Around 2004 or so, Colorado’s Vaux was one of the most buzzed about bands in the heavy music community. After issuing two critically acclaimed albums and EPs, the group signed with Atlantic Records, but after some label shakeups and a delayed third album, Vaux split up. They played their final show in 2007.
These days, Vaux guitarist Adam Tymn is a member of Denver’s The Swayback, an act far removed from his former band’s post-hardcore sound. Noisecreep recently chatted with the guitarist about his current projects, but before we got into The Swayback, we asked Tymn what brought on Vaux’s demise: “When we got done with the recording of our last album, (2006’s Beyond Virtue, Beyond Vice), our label at the time, Atlantic Records, was starting to push the band to radio, but the head of our label [Jason Flom] left the company. We lost a lot of steam there because he was someone that really believed in the band at the label. So the numbers came in from the initial radio push and they weren’t good. So the label dropped us after that.
“We eventually won the record back from Atlantic with the help from this powerful industry lawyer named Peter Paterno and then put it out on a label that was owned by Trevor Pryce, an NFL player who used to play for the Denver Broncos. We toured for about a year and half for that record, but it was morally back-breaking for everyone in the band to be starting over again. That’s when we decided to break up,” says Tymn, who would eventually reunite with his Vaux co-guitarist, Chris Sorensen, and drummer, Joe McChan, in 2010 when they all worked with former Hole bassist Melissa Auf der Maur‘s Out of Our Minds album and tour.

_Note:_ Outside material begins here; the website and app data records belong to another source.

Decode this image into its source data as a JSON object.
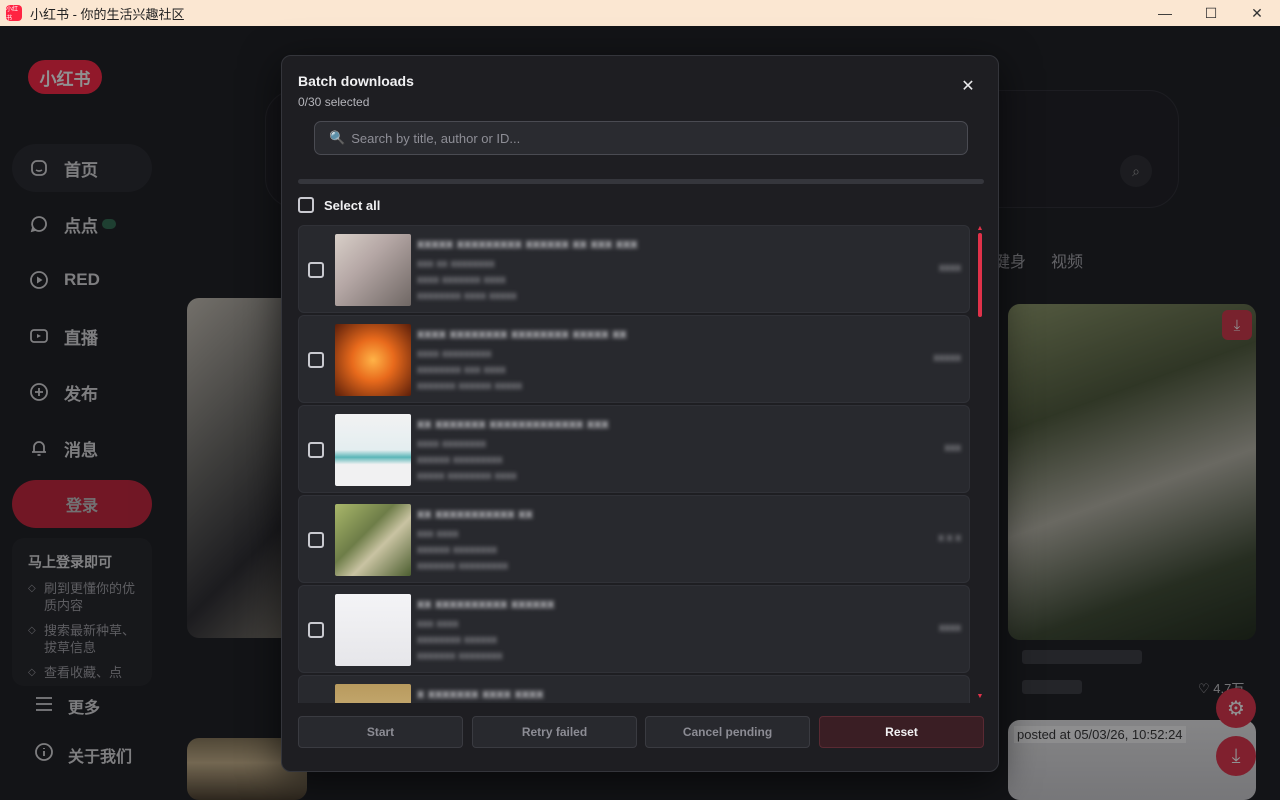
{
  "window": {
    "title": "小红书 - 你的生活兴趣社区",
    "minimize": "—",
    "maximize": "☐",
    "close": "✕"
  },
  "app": {
    "logo": "小红书",
    "nav": [
      {
        "label": "首页",
        "icon": "home-icon"
      },
      {
        "label": "点点",
        "icon": "chat-bubble-icon"
      },
      {
        "label": "RED",
        "icon": "play-circle-icon"
      },
      {
        "label": "直播",
        "icon": "live-camera-icon"
      },
      {
        "label": "发布",
        "icon": "plus-square-icon"
      },
      {
        "label": "消息",
        "icon": "bell-icon"
      }
    ],
    "login_button": "登录",
    "login_card": {
      "title": "马上登录即可",
      "items": [
        "刷到更懂你的优质内容",
        "搜索最新种草、拔草信息",
        "查看收藏、点"
      ]
    },
    "more": "更多",
    "about": "关于我们",
    "channels": [
      "健身",
      "视频"
    ],
    "posted_label": "posted at 05/03/26, 10:52:24",
    "likes": "♡ 4.7万"
  },
  "modal": {
    "title": "Batch downloads",
    "selected_count": "0/30 selected",
    "search_placeholder": "Search by title, author or ID...",
    "select_all_label": "Select all",
    "progress": 0,
    "rows": [
      {
        "title": "xxxxx xxxxxxxxx xxxxxx xx xxx xxx",
        "line1": "xxx xx xxxxxxxx",
        "line2": "xxxx xxxxxxx xxxx",
        "line3": "xxxxxxxx xxxx xxxxx",
        "status": "xxxx"
      },
      {
        "title": "xxxx xxxxxxxx xxxxxxxx xxxxx xx",
        "line1": "xxxx xxxxxxxxx",
        "line2": "xxxxxxxx xxx xxxx",
        "line3": "xxxxxxx xxxxxx xxxxx",
        "status": "xxxxx"
      },
      {
        "title": "xx xxxxxxx xxxxxxxxxxxxx xxx",
        "line1": "xxxx xxxxxxxx",
        "line2": "xxxxxx xxxxxxxxx",
        "line3": "xxxxx xxxxxxxx xxxx",
        "status": "xxx"
      },
      {
        "title": "xx xxxxxxxxxxx xx",
        "line1": "xxx xxxx",
        "line2": "xxxxxx xxxxxxxx",
        "line3": "xxxxxxx xxxxxxxxx",
        "status": "x x x"
      },
      {
        "title": "xx xxxxxxxxxx xxxxxx",
        "line1": "xxx xxxx",
        "line2": "xxxxxxxx xxxxxx",
        "line3": "xxxxxxx xxxxxxxx",
        "status": "xxxx"
      },
      {
        "title": "x xxxxxxx xxxx xxxx",
        "line1": "",
        "line2": "",
        "line3": "",
        "status": ""
      }
    ],
    "buttons": {
      "start": "Start",
      "retry": "Retry failed",
      "cancel": "Cancel pending",
      "reset": "Reset"
    }
  },
  "colors": {
    "accent": "#e0324a",
    "modal_bg": "#1e1e22",
    "titlebar_bg": "#fbe7d2"
  }
}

“I was busy working with Melissa, but then she got pregnant and had to get off the road. That’s around the time the guys in The Swayback asked me to join. I was already a huge fan of the band and this coming April it will be four years since I joined. The band has been around for about a decade now. Ryder [Robison, bass] from Vaux and Eric [Halborg, vocals/bass] from The Swayback had been friends in college and that’s how I first learned about the band.”
Watch The Swayback’s “Die Finks” Video
The Swayback are local heroes in Colorado, even being named Denver’s best rock band three years in a row by the readers of the Denver Westword arts newspaper. Tymn tells Noisecreep that while it might not get anywhere near as much press exposure as Brooklyn or Los Angeles, the Denver music scene is vibrant and much more musician friendly than other major cities: “It’s definitely cheaper than those other places, but what I love about it as that the bands all work together. We all help each other out. It’s affordable here too. I bought my own house when I was 21. I know that isn’t too common for a musician to do [laughs]. But yeah, I think Denver is great for musicians.”
Double Four Time, The Swayback’s latest album, finds the quartet effortlessly throwing in elements of classic rock, soul and ’70s punk, into their songwriting. It’s the kind of sound that isn’t that easy to throw a genre tag on top of and Tymn is perfectly fine with that: “I usually just tell people we’re a rock ‘n’ roll band. My parents listened to great music and I grew up on those old records they had at home. I’m talking about stuff like Frankie Valli, Motown and old soul records. So yeah, The Swayback is a rock ‘n’ roll band, but only in the sense that we are going back to its early days and the way that it used to sound.”